=== Section Start ===
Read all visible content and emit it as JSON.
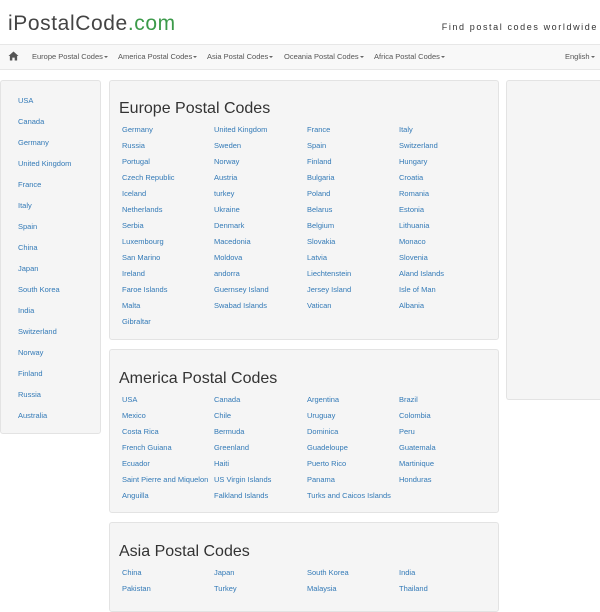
{
  "header": {
    "logo_main": "iPostalCode",
    "logo_tld": ".com",
    "tagline": "Find postal codes worldwide"
  },
  "nav": {
    "items": [
      "Europe Postal Codes",
      "America Postal Codes",
      "Asia Postal Codes",
      "Oceania Postal Codes",
      "Africa Postal Codes"
    ],
    "language": "English"
  },
  "sidebar": {
    "items": [
      "USA",
      "Canada",
      "Germany",
      "United Kingdom",
      "France",
      "Italy",
      "Spain",
      "China",
      "Japan",
      "South Korea",
      "India",
      "Switzerland",
      "Norway",
      "Finland",
      "Russia",
      "Australia"
    ]
  },
  "sections": [
    {
      "title": "Europe Postal Codes",
      "links": [
        "Germany",
        "United Kingdom",
        "France",
        "Italy",
        "Russia",
        "Sweden",
        "Spain",
        "Switzerland",
        "Portugal",
        "Norway",
        "Finland",
        "Hungary",
        "Czech Republic",
        "Austria",
        "Bulgaria",
        "Croatia",
        "Iceland",
        "turkey",
        "Poland",
        "Romania",
        "Netherlands",
        "Ukraine",
        "Belarus",
        "Estonia",
        "Serbia",
        "Denmark",
        "Belgium",
        "Lithuania",
        "Luxembourg",
        "Macedonia",
        "Slovakia",
        "Monaco",
        "San Marino",
        "Moldova",
        "Latvia",
        "Slovenia",
        "Ireland",
        "andorra",
        "Liechtenstein",
        "Aland Islands",
        "Faroe Islands",
        "Guernsey Island",
        "Jersey Island",
        "Isle of Man",
        "Malta",
        "Swabad Islands",
        "Vatican",
        "Albania",
        "Gibraltar"
      ]
    },
    {
      "title": "America Postal Codes",
      "links": [
        "USA",
        "Canada",
        "Argentina",
        "Brazil",
        "Mexico",
        "Chile",
        "Uruguay",
        "Colombia",
        "Costa Rica",
        "Bermuda",
        "Dominica",
        "Peru",
        "French Guiana",
        "Greenland",
        "Guadeloupe",
        "Guatemala",
        "Ecuador",
        "Haiti",
        "Puerto Rico",
        "Martinique",
        "Saint Pierre and Miquelon",
        "US Virgin Islands",
        "Panama",
        "Honduras",
        "Anguilla",
        "Falkland Islands",
        "Turks and Caicos Islands"
      ]
    },
    {
      "title": "Asia Postal Codes",
      "links": [
        "China",
        "Japan",
        "South Korea",
        "India",
        "Pakistan",
        "Turkey",
        "Malaysia",
        "Thailand"
      ]
    }
  ]
}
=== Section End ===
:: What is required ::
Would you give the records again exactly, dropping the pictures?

:: Answer space ::
Read all visible content and emit it as JSON.
{
  "header": {
    "logo_main": "iPostalCode",
    "logo_tld": ".com",
    "tagline": "Find postal codes worldwide"
  },
  "nav": {
    "items": [
      "Europe Postal Codes",
      "America Postal Codes",
      "Asia Postal Codes",
      "Oceania Postal Codes",
      "Africa Postal Codes"
    ],
    "language": "English"
  },
  "sidebar": {
    "items": [
      "USA",
      "Canada",
      "Germany",
      "United Kingdom",
      "France",
      "Italy",
      "Spain",
      "China",
      "Japan",
      "South Korea",
      "India",
      "Switzerland",
      "Norway",
      "Finland",
      "Russia",
      "Australia"
    ]
  },
  "sections": [
    {
      "title": "Europe Postal Codes",
      "links": [
        "Germany",
        "United Kingdom",
        "France",
        "Italy",
        "Russia",
        "Sweden",
        "Spain",
        "Switzerland",
        "Portugal",
        "Norway",
        "Finland",
        "Hungary",
        "Czech Republic",
        "Austria",
        "Bulgaria",
        "Croatia",
        "Iceland",
        "turkey",
        "Poland",
        "Romania",
        "Netherlands",
        "Ukraine",
        "Belarus",
        "Estonia",
        "Serbia",
        "Denmark",
        "Belgium",
        "Lithuania",
        "Luxembourg",
        "Macedonia",
        "Slovakia",
        "Monaco",
        "San Marino",
        "Moldova",
        "Latvia",
        "Slovenia",
        "Ireland",
        "andorra",
        "Liechtenstein",
        "Aland Islands",
        "Faroe Islands",
        "Guernsey Island",
        "Jersey Island",
        "Isle of Man",
        "Malta",
        "Swabad Islands",
        "Vatican",
        "Albania",
        "Gibraltar"
      ]
    },
    {
      "title": "America Postal Codes",
      "links": [
        "USA",
        "Canada",
        "Argentina",
        "Brazil",
        "Mexico",
        "Chile",
        "Uruguay",
        "Colombia",
        "Costa Rica",
        "Bermuda",
        "Dominica",
        "Peru",
        "French Guiana",
        "Greenland",
        "Guadeloupe",
        "Guatemala",
        "Ecuador",
        "Haiti",
        "Puerto Rico",
        "Martinique",
        "Saint Pierre and Miquelon",
        "US Virgin Islands",
        "Panama",
        "Honduras",
        "Anguilla",
        "Falkland Islands",
        "Turks and Caicos Islands"
      ]
    },
    {
      "title": "Asia Postal Codes",
      "links": [
        "China",
        "Japan",
        "South Korea",
        "India",
        "Pakistan",
        "Turkey",
        "Malaysia",
        "Thailand"
      ]
    }
  ]
}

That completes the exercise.